Data for the task Block Start

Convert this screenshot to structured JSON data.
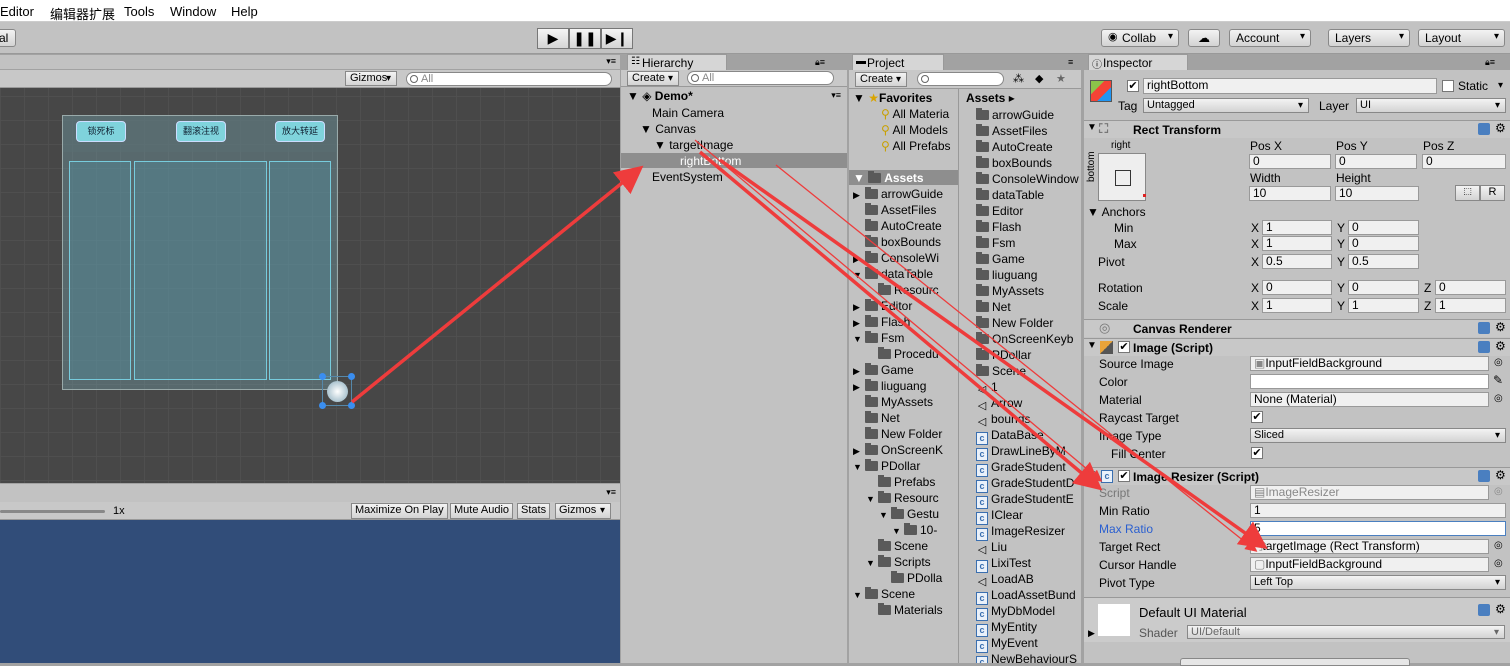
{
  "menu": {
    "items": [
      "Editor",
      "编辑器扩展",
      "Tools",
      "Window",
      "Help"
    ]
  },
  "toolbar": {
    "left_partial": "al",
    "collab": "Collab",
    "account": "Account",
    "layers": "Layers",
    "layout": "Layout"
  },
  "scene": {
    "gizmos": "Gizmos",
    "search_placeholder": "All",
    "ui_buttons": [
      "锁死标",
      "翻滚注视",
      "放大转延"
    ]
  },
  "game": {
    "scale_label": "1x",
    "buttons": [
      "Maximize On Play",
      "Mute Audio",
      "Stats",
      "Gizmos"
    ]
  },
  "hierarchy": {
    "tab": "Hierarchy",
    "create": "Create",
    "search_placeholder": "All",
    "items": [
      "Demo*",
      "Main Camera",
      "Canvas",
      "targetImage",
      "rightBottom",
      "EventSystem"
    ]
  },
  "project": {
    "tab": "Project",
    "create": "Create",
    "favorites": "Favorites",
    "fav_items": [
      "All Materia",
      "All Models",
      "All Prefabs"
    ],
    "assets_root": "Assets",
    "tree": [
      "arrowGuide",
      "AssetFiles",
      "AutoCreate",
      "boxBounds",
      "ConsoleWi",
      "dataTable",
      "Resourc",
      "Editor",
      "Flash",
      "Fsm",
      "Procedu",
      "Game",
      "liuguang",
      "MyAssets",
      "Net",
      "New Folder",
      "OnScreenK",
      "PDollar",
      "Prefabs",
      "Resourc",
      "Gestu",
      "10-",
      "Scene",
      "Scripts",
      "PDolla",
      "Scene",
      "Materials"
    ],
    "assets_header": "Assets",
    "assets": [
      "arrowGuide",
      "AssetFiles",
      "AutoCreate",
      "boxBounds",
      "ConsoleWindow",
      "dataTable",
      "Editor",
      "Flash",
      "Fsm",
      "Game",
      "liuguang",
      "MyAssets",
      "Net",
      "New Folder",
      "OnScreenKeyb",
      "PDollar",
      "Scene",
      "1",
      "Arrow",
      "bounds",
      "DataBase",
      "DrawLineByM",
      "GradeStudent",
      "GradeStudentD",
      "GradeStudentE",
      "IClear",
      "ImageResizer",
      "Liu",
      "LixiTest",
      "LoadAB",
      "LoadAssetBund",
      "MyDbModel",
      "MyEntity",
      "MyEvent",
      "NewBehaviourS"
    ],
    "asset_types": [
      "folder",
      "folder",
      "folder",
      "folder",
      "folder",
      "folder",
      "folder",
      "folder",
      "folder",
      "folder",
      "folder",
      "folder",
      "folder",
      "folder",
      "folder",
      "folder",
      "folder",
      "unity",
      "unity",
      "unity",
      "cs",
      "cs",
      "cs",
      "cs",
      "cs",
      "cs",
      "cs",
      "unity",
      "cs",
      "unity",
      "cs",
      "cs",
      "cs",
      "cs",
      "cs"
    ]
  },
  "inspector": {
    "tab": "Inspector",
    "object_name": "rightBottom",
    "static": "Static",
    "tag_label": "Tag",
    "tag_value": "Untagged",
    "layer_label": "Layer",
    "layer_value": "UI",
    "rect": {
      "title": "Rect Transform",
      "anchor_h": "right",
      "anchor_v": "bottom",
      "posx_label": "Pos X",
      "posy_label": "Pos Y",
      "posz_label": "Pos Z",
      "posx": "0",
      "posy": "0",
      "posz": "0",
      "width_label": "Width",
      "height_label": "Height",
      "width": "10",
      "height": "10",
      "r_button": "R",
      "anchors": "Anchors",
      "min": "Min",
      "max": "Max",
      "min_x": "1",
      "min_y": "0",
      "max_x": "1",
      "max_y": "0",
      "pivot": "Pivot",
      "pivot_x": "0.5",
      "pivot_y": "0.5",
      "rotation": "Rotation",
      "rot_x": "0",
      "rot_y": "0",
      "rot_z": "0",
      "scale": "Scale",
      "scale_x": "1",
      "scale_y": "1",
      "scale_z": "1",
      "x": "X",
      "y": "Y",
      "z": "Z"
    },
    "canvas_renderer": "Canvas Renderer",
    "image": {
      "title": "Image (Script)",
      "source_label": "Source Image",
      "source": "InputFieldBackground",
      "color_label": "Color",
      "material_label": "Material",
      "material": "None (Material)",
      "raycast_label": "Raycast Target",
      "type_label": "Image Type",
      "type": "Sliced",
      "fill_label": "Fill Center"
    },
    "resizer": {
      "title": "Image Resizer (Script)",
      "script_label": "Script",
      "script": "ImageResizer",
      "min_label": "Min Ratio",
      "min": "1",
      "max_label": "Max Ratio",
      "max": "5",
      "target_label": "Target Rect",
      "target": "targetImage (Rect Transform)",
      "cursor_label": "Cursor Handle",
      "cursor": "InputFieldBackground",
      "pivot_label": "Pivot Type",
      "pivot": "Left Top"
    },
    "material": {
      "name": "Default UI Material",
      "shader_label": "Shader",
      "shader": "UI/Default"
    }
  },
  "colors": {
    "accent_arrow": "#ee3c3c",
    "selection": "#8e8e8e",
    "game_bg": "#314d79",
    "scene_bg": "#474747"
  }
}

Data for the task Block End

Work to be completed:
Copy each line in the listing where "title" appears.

Response to the task:
      "title": "Rect Transform",
      "title": "Image (Script)",
      "title": "Image Resizer (Script)",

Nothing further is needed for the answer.